= Problem statement =
Look at each line below and count those with the word "Barang"; the answer is that number only.

= Data excerpts =
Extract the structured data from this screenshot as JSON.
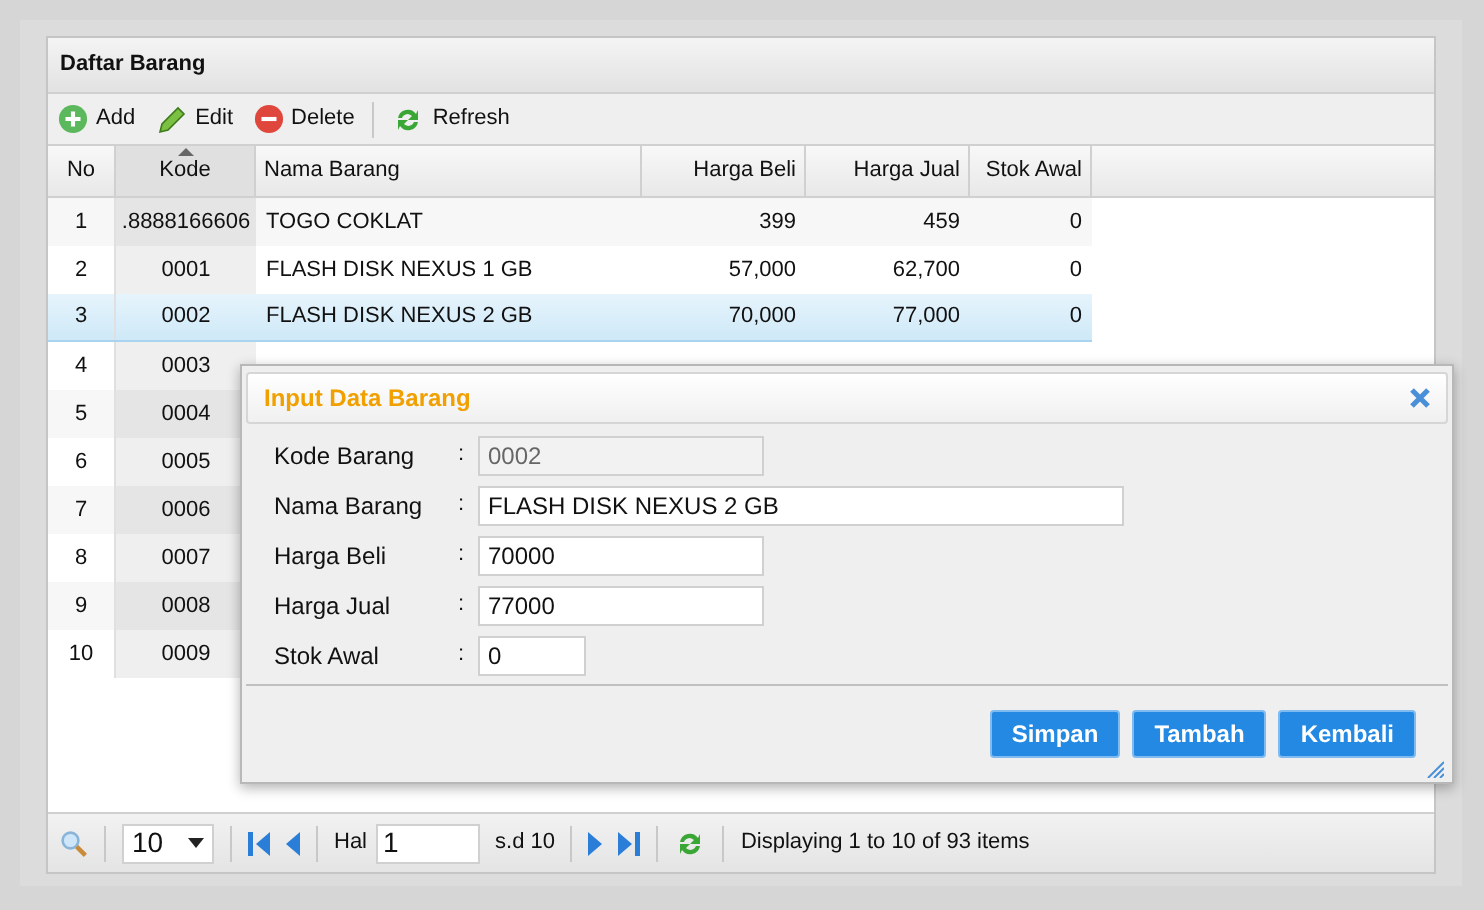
{
  "panel": {
    "title": "Daftar Barang"
  },
  "toolbar": [
    {
      "label": "Add",
      "kind": "add"
    },
    {
      "label": "Edit",
      "kind": "edit"
    },
    {
      "label": "Delete",
      "kind": "delete"
    },
    {
      "label": "Refresh",
      "kind": "refresh"
    }
  ],
  "table": {
    "columns": [
      "No",
      "Kode",
      "Nama Barang",
      "Harga Beli",
      "Harga Jual",
      "Stok Awal"
    ],
    "rows": [
      {
        "no": "1",
        "kode": ".8888166606",
        "nama": "TOGO COKLAT",
        "beli": "399",
        "jual": "459",
        "stok": "0",
        "selected": false
      },
      {
        "no": "2",
        "kode": "0001",
        "nama": "FLASH DISK NEXUS 1 GB",
        "beli": "57,000",
        "jual": "62,700",
        "stok": "0",
        "selected": false
      },
      {
        "no": "3",
        "kode": "0002",
        "nama": "FLASH DISK NEXUS 2 GB",
        "beli": "70,000",
        "jual": "77,000",
        "stok": "0",
        "selected": true
      },
      {
        "no": "4",
        "kode": "0003",
        "selected": false
      },
      {
        "no": "5",
        "kode": "0004",
        "selected": false
      },
      {
        "no": "6",
        "kode": "0005",
        "selected": false
      },
      {
        "no": "7",
        "kode": "0006",
        "selected": false
      },
      {
        "no": "8",
        "kode": "0007",
        "selected": false
      },
      {
        "no": "9",
        "kode": "0008",
        "selected": false
      },
      {
        "no": "10",
        "kode": "0009",
        "selected": false
      }
    ]
  },
  "pager": {
    "page_size": "10",
    "page_label": "Hal",
    "page": "1",
    "of": "s.d 10",
    "status": "Displaying 1 to 10 of 93 items"
  },
  "dialog": {
    "title": "Input Data Barang",
    "fields": [
      {
        "label": "Kode Barang",
        "colon": ":",
        "value": "0002",
        "disabled": true,
        "kind": "code"
      },
      {
        "label": "Nama Barang",
        "colon": ":",
        "value": "FLASH DISK NEXUS 2 GB",
        "disabled": false,
        "kind": "name"
      },
      {
        "label": "Harga Beli",
        "colon": ":",
        "value": "70000",
        "disabled": false,
        "kind": "price"
      },
      {
        "label": "Harga Jual",
        "colon": ":",
        "value": "77000",
        "disabled": false,
        "kind": "price"
      },
      {
        "label": "Stok Awal",
        "colon": ":",
        "value": "0",
        "disabled": false,
        "kind": "count"
      }
    ],
    "buttons": [
      "Simpan",
      "Tambah",
      "Kembali"
    ]
  }
}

= Exercise output =
5